Three out of every four animals reared in Europe are kept in a small number of very large farms, while the smallest farms have reduced their herds by 50 per cent.

If left unchecked, agriculture is projected to produce 52 per cent of global greenhouse gas emissions in the coming decades, 70 per cent of which will come from the meat and dairy sector. Animal farming in Europe already contributes 12-17 per cent of the EU’s greenhouse gas emissions.

It is also a major source of water and air pollution, in particular from nitrogen and phosphorus in water, and ammonia and fine particulate matter (known as PM2.5) in the air. Nitrogen pollution alone costs the EU up to €320 billion every year.

Last week, the European Food Safety Authority and the European Centre for Disease Prevention and Control described antibiotic resistance as “one of the biggest threats to public health”, echoing statements by the World Health Organization. A joint report by the two agencies confirmed the presence of bacteria in farmed animals that have developed resistance to crucial antibiotics used to treat people.

Pete Smith, former convening lead author for the Intergovernmental Panel on Climate Change (IPCC), said: “The need to reduce demand for livestock products is now a scientifically mainstream view.
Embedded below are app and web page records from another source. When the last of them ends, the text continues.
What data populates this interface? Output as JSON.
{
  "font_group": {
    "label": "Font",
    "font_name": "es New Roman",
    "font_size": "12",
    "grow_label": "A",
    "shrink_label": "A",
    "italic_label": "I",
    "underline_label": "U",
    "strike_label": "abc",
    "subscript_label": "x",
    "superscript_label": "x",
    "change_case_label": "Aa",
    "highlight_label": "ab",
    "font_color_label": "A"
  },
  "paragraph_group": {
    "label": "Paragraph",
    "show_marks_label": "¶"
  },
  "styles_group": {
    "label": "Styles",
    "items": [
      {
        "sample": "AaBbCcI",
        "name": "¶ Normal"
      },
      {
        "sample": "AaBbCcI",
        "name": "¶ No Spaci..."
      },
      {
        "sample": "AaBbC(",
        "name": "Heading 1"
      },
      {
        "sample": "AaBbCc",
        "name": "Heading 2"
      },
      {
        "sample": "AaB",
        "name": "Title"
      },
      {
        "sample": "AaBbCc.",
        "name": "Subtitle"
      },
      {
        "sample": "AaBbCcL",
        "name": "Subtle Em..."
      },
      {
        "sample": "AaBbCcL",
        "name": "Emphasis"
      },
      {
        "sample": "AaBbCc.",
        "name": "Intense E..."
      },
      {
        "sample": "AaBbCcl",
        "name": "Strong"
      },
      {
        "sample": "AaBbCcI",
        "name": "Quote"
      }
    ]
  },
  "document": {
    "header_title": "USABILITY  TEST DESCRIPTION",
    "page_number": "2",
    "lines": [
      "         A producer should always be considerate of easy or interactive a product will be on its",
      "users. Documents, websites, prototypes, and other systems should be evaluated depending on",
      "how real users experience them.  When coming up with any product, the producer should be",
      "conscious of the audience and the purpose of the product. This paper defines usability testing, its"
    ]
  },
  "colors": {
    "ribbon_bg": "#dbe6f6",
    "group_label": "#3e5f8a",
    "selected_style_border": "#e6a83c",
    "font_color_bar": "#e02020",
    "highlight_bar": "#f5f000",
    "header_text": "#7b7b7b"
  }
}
Only a significant decrease in meat and milk consumption will allow us to deliver a food system fit for the future – for the benefit of humans and the planet as a whole. Producing the same mix of foods as we consume now, even if we were to do so more sustainably, cannot deliver the reduction in environmental impacts we need to protect the planet for our children and their children.”

Read our vision, Less is more: reducing meat and dairy for a healthier life and planet, and the scientific background here:



Marco Contiero – Greenpeace EU agriculture policy director: +32 (0)477 777034, [email protected]

Greenpeace EU press desk: +32 (0)2 274 1911, [email protected]

For breaking news and comment on EU affairs:

Greenpeace is an independent global campaigning organisation that acts to change attitudes and behaviour, to protect and conserve the environment and to promote peace. Greenpeace does not accept donations from governments, the EU, businesses or political parties.